TAH interview Erma Hermens, Rijksmuseum and University of Amsterdam
I think the most important research questions concern the act of making: insights into the creative process from the idea to the final product and everything that is connected to that. This includes the context in which an artwork was made; the materials, techniques and workshop practices, but also where did these materials come from, what was available at the time, and so on. Although this is very much the field ‘in a nut shell’ and therefore very generic, I think this is really the research area we are looking at. There are specific questions on dating works, authenticity, attribution, and although those are not necessarily the main research aim, they may be addressed through our research into understanding historical techniques, materials, patterns of workshop collaborations, exchange of technical knowledge, and so on. I can make a long list, but it all comes down in the end to understanding the act of making and its context.
Do you consider technical art history a sub-field of art history?
I see it as a part of history of art, as the research questions derive from or are based in history of art.

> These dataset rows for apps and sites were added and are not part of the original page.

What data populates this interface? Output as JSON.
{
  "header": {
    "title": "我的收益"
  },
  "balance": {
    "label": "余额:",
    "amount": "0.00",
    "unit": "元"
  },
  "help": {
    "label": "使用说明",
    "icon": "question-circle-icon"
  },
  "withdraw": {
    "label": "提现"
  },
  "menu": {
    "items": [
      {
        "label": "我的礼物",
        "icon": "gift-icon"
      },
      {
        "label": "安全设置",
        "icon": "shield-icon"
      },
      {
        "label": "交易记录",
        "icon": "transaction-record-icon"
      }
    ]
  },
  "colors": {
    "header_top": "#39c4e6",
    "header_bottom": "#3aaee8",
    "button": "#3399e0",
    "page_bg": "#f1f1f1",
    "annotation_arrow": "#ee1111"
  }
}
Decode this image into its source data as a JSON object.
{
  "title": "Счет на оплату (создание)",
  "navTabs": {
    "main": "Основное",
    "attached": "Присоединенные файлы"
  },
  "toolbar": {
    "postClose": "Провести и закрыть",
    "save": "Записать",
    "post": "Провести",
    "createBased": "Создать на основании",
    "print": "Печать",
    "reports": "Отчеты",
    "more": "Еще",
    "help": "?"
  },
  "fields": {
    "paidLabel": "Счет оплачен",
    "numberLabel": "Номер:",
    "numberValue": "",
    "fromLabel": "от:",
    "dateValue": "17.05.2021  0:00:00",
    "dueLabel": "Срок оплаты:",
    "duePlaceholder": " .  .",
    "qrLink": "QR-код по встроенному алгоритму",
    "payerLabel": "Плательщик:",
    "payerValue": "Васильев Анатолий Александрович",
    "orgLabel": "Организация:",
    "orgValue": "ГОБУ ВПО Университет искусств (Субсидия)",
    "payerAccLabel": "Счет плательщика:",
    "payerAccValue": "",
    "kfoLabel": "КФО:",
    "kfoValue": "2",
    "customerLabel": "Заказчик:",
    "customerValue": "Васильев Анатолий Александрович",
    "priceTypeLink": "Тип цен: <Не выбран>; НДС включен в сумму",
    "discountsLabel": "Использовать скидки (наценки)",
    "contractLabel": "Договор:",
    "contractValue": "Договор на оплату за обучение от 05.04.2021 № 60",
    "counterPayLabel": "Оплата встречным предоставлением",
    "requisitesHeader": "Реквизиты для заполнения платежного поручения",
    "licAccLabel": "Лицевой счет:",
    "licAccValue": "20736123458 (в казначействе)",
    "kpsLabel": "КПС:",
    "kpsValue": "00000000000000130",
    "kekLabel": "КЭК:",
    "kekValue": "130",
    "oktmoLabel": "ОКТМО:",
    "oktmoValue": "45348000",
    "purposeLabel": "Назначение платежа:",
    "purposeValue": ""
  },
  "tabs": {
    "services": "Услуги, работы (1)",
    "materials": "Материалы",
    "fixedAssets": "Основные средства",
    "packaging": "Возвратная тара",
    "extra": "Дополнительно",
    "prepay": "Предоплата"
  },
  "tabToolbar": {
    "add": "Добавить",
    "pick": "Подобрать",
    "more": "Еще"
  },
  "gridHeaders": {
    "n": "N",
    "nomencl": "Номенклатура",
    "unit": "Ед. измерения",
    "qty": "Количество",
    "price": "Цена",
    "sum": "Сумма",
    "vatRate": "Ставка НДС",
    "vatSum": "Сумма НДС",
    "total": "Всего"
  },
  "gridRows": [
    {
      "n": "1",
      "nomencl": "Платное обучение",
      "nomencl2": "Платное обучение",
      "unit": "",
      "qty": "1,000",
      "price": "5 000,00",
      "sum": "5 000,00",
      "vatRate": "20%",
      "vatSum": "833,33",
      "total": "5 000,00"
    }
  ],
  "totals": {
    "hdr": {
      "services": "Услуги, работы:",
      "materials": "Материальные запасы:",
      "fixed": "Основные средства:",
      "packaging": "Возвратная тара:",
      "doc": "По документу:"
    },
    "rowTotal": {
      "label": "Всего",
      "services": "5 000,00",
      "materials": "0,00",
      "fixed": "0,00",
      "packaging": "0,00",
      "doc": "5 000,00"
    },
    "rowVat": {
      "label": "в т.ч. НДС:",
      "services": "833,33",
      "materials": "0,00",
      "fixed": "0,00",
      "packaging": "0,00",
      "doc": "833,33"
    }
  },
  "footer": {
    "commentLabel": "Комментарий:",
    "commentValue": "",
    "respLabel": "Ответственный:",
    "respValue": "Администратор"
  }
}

Some consider it a history of art technology, which of course is very much part of it, but understanding the context in which this ‘art technology’ takes place; e.g. the impact of the art market, changes in taste, patronage, trade, developments in science among other things, on artists’ techniques, is crucial for the interpretation of, for example, scientific analytical results, of technical phenomena, idiosyncrasies and so on. It is a kind of branching out into a more interdisciplinary approach by including quite a lot of different areas and methodologies such as material culture and history of science, and scientific analytical methods. However the questions, I think, are firmly placed in history of art and therefore I would prefer to see it under that umbrella.
Is TAH is ‘an enhanced and more scientific’ connoisseurship?
Is it a new kind of connoisseurship? I think yes, you could say that, as, in a way, the combination of research into characteristic stylistic elements, with research into the actual making of the work, into typical technical features, would result in a more scientific kind of connoisseurship, and indeed an enhanced methodology. I know there is a lot of discussion on this. It is important, I think, to try to assess what was the original intention of the artist, and their characteristic style and technique, and we now have a much broader range of ‘tools’ to do just that.
What do you see as the major challenges in TAH education?
I think a technical art historian is something of an intermediary, someone who is creating links and collaborations that are needed to more fully answer the research questions. Therefore a technical art historian needs to have a thorough understanding of materials and techniques and especially of which kind of expertise and technology should be used to examine them. It would be impossible for technical art historians to be a specialist in all these areas but that is not the idea. The idea is that the technical art historian can communicate with different disciplines and knows how to find his or her way in that dialogue, and that is the major challenge. Of course the main task for the technical art historian is to start up the research and come up with questions and then map out the steps through discussions with other specialists. We ask the question “What do we need?” At Glasgow University, what we try to teach our masters students is an understanding of just that: you have a research question and then what is your next step? Hence we show the students different processes, we work with them on objects where we follow all these steps. This way of working is very different from the usual individual research art historians perform, because it is more collaborative, it is team-work, and it is about communication and understanding what various approaches can bring to the research. For example, perhaps the way a particular pigment was traded in the sixteenth century, and why it seemed to have gone obsolete. You may start your own research on the history of trade, economics, politics, new scientific developments, but you might also want to consult specialists in these disciplines. In some cases you might want to identify certain materials. As you know which scientific techniques are available and you are able to identify the one that is most suitable, you contact a scientist to negotiate further investigation. You really need to understand the material to be able to ask those questions. We don’t ask students to have a science background or science in their curriculum, as we do teach them a basic understanding of the scientific methodology that is used in this kind of research. It is all about interdisciplinarity, and communication between the disciplines.